An estimated 16 million people in the U.S. seek out care for fist-related injuries each year. These hand surgeons are required to obtain an additional year of specialized training beyond their board certifications for orthopedic surgery, plastic surgery, and general surgery. The need for this exclusive medical training dates back to World War II, when many soldiers sustained hand-related injuries and required military surgeons to obtain additional training. Up until this point, injuries and wounds rarely healed properly due to a lack of appropriate care.
A majority of these physicians also carry expertise in dealing with issues related to the arms, shoulders, and elbows. Common ailments these doctors treat are
– Sports-related injuries of the extremities and wrists
– Fractures, including in the wrists and forearms
– Tennis elbow
– Creating fingers from toes and other joints
– Carpal Tunnel Syndrome
– Arthritis, including that of the wrists and elbows
– Lumps on the hands and arms
– Tumors causing tingling, pain, and numbness
– Injuries to the nerves and tendons
– Congenital limb differences (birth defects)

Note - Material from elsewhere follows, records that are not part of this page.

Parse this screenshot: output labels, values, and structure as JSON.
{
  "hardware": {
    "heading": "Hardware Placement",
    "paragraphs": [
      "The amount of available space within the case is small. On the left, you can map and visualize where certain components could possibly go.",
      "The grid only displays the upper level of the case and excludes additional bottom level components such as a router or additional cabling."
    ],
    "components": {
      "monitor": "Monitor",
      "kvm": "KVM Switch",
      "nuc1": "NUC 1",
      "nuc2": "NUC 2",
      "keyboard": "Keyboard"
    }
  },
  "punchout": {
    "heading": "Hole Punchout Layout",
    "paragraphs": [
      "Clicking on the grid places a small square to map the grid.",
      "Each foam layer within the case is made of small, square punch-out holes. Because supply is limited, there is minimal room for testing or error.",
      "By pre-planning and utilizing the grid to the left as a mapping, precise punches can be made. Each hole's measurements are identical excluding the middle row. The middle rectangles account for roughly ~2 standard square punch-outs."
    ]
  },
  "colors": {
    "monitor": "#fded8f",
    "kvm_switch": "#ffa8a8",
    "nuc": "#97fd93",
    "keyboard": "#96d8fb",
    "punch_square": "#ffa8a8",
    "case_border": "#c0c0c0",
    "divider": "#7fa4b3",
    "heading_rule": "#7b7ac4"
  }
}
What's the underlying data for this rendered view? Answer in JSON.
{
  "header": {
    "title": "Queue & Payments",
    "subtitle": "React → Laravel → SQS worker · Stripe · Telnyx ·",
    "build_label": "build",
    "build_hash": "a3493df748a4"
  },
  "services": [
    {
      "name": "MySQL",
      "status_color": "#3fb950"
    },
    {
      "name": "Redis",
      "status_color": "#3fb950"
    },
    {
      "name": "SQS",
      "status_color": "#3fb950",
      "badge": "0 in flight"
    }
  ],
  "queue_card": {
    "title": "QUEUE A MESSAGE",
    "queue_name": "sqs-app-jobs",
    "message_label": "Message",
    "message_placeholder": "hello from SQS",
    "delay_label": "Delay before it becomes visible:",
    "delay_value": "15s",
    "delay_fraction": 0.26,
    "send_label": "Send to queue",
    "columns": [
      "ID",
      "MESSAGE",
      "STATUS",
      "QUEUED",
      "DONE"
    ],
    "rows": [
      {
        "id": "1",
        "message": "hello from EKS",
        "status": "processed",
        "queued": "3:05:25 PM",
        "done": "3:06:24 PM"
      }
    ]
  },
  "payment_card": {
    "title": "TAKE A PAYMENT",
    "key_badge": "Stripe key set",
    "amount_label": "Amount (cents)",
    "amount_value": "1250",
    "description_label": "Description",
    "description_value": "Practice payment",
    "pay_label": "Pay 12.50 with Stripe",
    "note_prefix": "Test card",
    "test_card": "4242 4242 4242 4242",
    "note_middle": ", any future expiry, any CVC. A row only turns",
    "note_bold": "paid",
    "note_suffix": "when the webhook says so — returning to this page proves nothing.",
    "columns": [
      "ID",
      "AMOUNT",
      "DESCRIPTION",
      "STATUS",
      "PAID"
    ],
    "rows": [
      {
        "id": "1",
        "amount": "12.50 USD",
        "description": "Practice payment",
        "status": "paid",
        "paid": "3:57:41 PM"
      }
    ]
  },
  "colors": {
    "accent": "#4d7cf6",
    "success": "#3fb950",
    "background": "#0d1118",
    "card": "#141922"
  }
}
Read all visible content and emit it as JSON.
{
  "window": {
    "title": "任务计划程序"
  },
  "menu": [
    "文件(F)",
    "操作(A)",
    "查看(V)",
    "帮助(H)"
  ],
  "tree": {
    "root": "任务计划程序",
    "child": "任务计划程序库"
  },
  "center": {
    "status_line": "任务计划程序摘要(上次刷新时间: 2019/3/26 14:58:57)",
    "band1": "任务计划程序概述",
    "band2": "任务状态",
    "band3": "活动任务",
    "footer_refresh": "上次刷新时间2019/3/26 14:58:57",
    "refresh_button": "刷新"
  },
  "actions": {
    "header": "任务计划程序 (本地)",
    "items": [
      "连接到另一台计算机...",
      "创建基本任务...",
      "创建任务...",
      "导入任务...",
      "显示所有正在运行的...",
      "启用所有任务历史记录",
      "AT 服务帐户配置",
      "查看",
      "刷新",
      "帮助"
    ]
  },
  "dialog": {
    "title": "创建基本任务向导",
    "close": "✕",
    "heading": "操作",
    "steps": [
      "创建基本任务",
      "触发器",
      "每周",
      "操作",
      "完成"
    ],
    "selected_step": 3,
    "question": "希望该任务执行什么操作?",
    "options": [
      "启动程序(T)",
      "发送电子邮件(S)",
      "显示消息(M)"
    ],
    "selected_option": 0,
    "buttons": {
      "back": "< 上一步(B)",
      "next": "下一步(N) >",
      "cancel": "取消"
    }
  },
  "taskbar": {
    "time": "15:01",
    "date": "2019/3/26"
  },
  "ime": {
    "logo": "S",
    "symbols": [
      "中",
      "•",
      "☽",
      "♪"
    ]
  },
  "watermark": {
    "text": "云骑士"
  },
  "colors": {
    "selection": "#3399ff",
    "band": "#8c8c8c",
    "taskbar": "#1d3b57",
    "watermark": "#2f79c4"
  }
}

A common misconception is that this field deals strictly with surgery. Hand surgeons try to heal a patient without resorting to surgery and often recommend non-surgical treatments including splints, physical therapy, injections, ice therapy, rest, and medications. Should surgery be necessary, it can be performed under either general or regional anesthetics. Over 90 percent of these procedures are performed under local anesthesia, where you receive an injection in your arm or upper chest area to numb the nerves running to the arm. Delays in both diagnosis and treatment can cause a reduction in your range of motion and even long-term disability. The gravity of these injuries is why as soon as pain or discomfort is felt in any of the lower extremities, you should consult a doctor.